My ideas on both are currently mapped out in my mind, but are still working their way into a written and polished format. I guess you'll just have to read the chapter. Maybe that's just the incentive I need. :)
Saturday, April 9, 2011
A Pang is more conspicuous in Spring
In contrast with the things that sing
Not Birds entirely -- but Minds --
Minute Effulgencies and Winds --
When what they sung for is undone
Who cares about a Blue Bird's Tune --
Lately, I've been all about kumquats. It's my love of sour things; I just can't get enough. Plus, the fact that you don't have to peel them.....it's like popping candy in your mouth. And I haven't even mentioned the health benefits. Fiber, vitamin C!
Yes, I can't help but be a tad...eccentric. In my world, braised fennel is comparable to french fries; kumquats are my new favorite candy. I clearly measure my maturity by the new and healthy ways I find to make good on my childhood love affair with junk food. At least with kumquats I won't burn my tongue off like I used to do with these Warheads.
This little love affair wouldn't have started had I not gone to a friend's for a lovely dinner a few weeks ago. Not only did she make a fantastic Chana Masala, but a very simple salad--with greens, walnuts, parmesan cheese and kumquats. I loved the idea of substituting kumquats for tomatoes and not just because tomatoes--even the bland hothouse variety with which we must now make do-- have been ridiculously overpriced. It simply added a whole new flavor to the salad; it was vibrant and tasty. Salad was suddently interesting again.
And then I got my most recent copy of Bon Appetit in the mail and one recipe that immediately jumped out at me was Molly from Orangette's "Chickpea Salad with Lemon, Parmesan, and Fresh Herbs." But as good as it sounded and looked, I was envisioning something different: Chickpeas, arugula, kumquats, feta cheese and pine nuts. A light peppering and one clove of garlic. Lemon juice sprinkled over the whole thing and topped with a simple dressing of olive oil and White Balsamic Vinegar.
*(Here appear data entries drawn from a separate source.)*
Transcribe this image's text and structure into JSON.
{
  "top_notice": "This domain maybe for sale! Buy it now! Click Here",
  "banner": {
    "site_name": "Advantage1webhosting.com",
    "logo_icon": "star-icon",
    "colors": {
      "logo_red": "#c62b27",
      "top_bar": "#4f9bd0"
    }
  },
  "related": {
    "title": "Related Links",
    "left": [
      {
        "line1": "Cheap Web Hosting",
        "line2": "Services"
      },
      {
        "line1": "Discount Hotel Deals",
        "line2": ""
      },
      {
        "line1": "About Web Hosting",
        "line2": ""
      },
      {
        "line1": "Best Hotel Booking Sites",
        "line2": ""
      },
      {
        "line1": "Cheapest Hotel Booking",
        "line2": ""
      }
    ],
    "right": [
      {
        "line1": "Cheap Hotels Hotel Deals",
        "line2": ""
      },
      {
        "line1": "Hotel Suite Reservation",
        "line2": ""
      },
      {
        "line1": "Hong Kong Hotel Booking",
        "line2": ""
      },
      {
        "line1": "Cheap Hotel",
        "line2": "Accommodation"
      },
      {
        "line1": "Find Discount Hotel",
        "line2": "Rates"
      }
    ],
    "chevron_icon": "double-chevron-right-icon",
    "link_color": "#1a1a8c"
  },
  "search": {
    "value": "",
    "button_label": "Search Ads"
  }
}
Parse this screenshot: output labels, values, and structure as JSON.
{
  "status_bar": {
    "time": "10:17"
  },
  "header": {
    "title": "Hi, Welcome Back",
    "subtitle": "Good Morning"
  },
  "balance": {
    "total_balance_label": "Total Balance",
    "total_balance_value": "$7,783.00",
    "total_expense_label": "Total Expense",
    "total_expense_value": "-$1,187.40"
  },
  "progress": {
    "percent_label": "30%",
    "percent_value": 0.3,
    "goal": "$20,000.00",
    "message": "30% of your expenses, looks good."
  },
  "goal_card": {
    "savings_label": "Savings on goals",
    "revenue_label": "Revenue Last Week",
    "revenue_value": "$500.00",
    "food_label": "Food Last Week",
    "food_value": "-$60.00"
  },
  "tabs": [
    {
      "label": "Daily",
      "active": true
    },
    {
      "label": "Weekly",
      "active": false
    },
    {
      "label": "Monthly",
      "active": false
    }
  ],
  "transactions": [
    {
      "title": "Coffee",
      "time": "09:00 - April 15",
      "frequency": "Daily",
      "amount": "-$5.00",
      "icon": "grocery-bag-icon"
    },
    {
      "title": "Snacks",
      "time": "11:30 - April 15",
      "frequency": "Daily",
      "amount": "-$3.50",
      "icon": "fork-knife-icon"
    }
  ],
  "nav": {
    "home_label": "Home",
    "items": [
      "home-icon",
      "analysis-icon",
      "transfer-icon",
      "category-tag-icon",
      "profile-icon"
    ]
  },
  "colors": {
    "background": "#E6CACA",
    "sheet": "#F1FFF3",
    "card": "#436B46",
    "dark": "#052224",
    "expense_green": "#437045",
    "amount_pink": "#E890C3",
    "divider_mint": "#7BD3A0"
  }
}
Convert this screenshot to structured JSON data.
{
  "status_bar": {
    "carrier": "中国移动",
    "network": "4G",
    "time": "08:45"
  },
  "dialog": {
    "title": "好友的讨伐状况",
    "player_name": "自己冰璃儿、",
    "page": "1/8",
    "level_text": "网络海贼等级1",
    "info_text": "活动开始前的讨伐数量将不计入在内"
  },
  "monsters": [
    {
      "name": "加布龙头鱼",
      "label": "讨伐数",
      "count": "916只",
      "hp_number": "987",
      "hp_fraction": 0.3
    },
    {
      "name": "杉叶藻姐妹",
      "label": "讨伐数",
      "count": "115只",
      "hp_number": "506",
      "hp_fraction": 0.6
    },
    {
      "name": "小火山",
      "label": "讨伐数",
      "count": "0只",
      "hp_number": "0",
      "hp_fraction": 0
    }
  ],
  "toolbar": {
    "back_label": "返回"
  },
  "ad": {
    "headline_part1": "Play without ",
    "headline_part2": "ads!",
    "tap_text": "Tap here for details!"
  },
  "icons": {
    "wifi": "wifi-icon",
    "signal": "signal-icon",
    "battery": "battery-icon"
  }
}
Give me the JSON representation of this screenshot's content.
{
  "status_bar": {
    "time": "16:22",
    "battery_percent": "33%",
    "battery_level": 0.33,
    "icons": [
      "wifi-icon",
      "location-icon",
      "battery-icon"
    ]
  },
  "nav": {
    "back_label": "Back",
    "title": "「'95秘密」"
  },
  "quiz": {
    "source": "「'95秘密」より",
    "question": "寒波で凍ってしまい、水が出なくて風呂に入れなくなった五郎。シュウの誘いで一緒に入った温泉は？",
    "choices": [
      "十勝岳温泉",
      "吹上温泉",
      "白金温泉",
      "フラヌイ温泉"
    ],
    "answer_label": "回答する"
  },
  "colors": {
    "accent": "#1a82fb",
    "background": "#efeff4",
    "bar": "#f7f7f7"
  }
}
Should we not, after all, be paying tribute to spring? Haven't we been waiting ages for this?
Chickpea Salad with Kumquats, Feta and Pine Nuts
Yields 2 servings
Inspired by Chickpea Salad with Lemon, Parmesan, and Fresh Herbs
2-3 handfuls of Arugula
1 15 ounce can of chickpeas, rinsed and drained
1 small block of feta cheese, crumbled
a sprinkling of pine nuts
1 garlic clove, pressed
5-6 kumquats, rinsed and sliced
Lemon juice from 1/2 lemon
-Place the arugula in a bowl.
-Add the drained chickpeas, pressed garlic, pine nuts, kumquats and crumbled feta.
-Pepper according to taste.
-Squeeze the 1/2 lemon over the prepared salad.
-Add a fine drizzle of olive oil and 3-4 teaspoons of White Balsamic Vinegar (like with most things, I like my salad dressing more light and tart than weighed down by the heaviness of olive oil. This, however, is entirely a matter of taste)
-Toss and enjoy!